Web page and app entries
************

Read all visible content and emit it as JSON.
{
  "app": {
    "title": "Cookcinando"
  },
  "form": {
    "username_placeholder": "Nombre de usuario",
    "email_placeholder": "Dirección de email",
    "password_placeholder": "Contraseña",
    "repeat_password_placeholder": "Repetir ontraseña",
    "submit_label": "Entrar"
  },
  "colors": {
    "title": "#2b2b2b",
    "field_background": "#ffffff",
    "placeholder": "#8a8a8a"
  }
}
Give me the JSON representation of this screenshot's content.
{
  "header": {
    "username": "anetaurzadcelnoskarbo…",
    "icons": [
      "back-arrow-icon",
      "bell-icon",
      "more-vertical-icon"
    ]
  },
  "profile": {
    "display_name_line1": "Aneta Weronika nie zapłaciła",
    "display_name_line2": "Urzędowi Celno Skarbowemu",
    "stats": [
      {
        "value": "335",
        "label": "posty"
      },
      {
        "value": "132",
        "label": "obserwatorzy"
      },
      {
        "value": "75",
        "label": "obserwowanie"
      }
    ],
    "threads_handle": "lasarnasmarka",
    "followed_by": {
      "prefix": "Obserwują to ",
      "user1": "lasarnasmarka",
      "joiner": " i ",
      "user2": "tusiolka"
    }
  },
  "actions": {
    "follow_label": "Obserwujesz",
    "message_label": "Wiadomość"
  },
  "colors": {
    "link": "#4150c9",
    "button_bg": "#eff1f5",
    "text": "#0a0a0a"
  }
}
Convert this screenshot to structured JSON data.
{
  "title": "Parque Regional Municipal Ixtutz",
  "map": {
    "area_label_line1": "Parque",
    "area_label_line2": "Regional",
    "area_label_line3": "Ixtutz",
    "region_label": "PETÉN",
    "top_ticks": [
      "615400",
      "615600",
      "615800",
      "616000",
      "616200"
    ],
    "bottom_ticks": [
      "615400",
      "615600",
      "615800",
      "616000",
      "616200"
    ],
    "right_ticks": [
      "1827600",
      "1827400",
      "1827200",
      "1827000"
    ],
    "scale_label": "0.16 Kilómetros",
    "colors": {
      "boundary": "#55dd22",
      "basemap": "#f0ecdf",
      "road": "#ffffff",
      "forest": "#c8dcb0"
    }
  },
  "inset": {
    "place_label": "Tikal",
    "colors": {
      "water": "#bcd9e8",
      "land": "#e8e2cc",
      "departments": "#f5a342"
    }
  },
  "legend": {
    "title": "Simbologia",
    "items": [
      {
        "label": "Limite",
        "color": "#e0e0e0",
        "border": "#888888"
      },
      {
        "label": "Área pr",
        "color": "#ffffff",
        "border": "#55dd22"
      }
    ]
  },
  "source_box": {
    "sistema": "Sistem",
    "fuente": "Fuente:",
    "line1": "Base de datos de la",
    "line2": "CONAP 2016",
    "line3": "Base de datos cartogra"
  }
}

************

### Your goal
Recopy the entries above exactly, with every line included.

### Expected answer
Read all visible content and emit it as JSON.
{
  "app": {
    "title": "Cookcinando"
  },
  "form": {
    "username_placeholder": "Nombre de usuario",
    "email_placeholder": "Dirección de email",
    "password_placeholder": "Contraseña",
    "repeat_password_placeholder": "Repetir ontraseña",
    "submit_label": "Entrar"
  },
  "colors": {
    "title": "#2b2b2b",
    "field_background": "#ffffff",
    "placeholder": "#8a8a8a"
  }
}
Give me the JSON representation of this screenshot's content.
{
  "header": {
    "username": "anetaurzadcelnoskarbo…",
    "icons": [
      "back-arrow-icon",
      "bell-icon",
      "more-vertical-icon"
    ]
  },
  "profile": {
    "display_name_line1": "Aneta Weronika nie zapłaciła",
    "display_name_line2": "Urzędowi Celno Skarbowemu",
    "stats": [
      {
        "value": "335",
        "label": "posty"
      },
      {
        "value": "132",
        "label": "obserwatorzy"
      },
      {
        "value": "75",
        "label": "obserwowanie"
      }
    ],
    "threads_handle": "lasarnasmarka",
    "followed_by": {
      "prefix": "Obserwują to ",
      "user1": "lasarnasmarka",
      "joiner": " i ",
      "user2": "tusiolka"
    }
  },
  "actions": {
    "follow_label": "Obserwujesz",
    "message_label": "Wiadomość"
  },
  "colors": {
    "link": "#4150c9",
    "button_bg": "#eff1f5",
    "text": "#0a0a0a"
  }
}
Convert this screenshot to structured JSON data.
{
  "title": "Parque Regional Municipal Ixtutz",
  "map": {
    "area_label_line1": "Parque",
    "area_label_line2": "Regional",
    "area_label_line3": "Ixtutz",
    "region_label": "PETÉN",
    "top_ticks": [
      "615400",
      "615600",
      "615800",
      "616000",
      "616200"
    ],
    "bottom_ticks": [
      "615400",
      "615600",
      "615800",
      "616000",
      "616200"
    ],
    "right_ticks": [
      "1827600",
      "1827400",
      "1827200",
      "1827000"
    ],
    "scale_label": "0.16 Kilómetros",
    "colors": {
      "boundary": "#55dd22",
      "basemap": "#f0ecdf",
      "road": "#ffffff",
      "forest": "#c8dcb0"
    }
  },
  "inset": {
    "place_label": "Tikal",
    "colors": {
      "water": "#bcd9e8",
      "land": "#e8e2cc",
      "departments": "#f5a342"
    }
  },
  "legend": {
    "title": "Simbologia",
    "items": [
      {
        "label": "Limite",
        "color": "#e0e0e0",
        "border": "#888888"
      },
      {
        "label": "Área pr",
        "color": "#ffffff",
        "border": "#55dd22"
      }
    ]
  },
  "source_box": {
    "sistema": "Sistem",
    "fuente": "Fuente:",
    "line1": "Base de datos de la",
    "line2": "CONAP 2016",
    "line3": "Base de datos cartogra"
  }
}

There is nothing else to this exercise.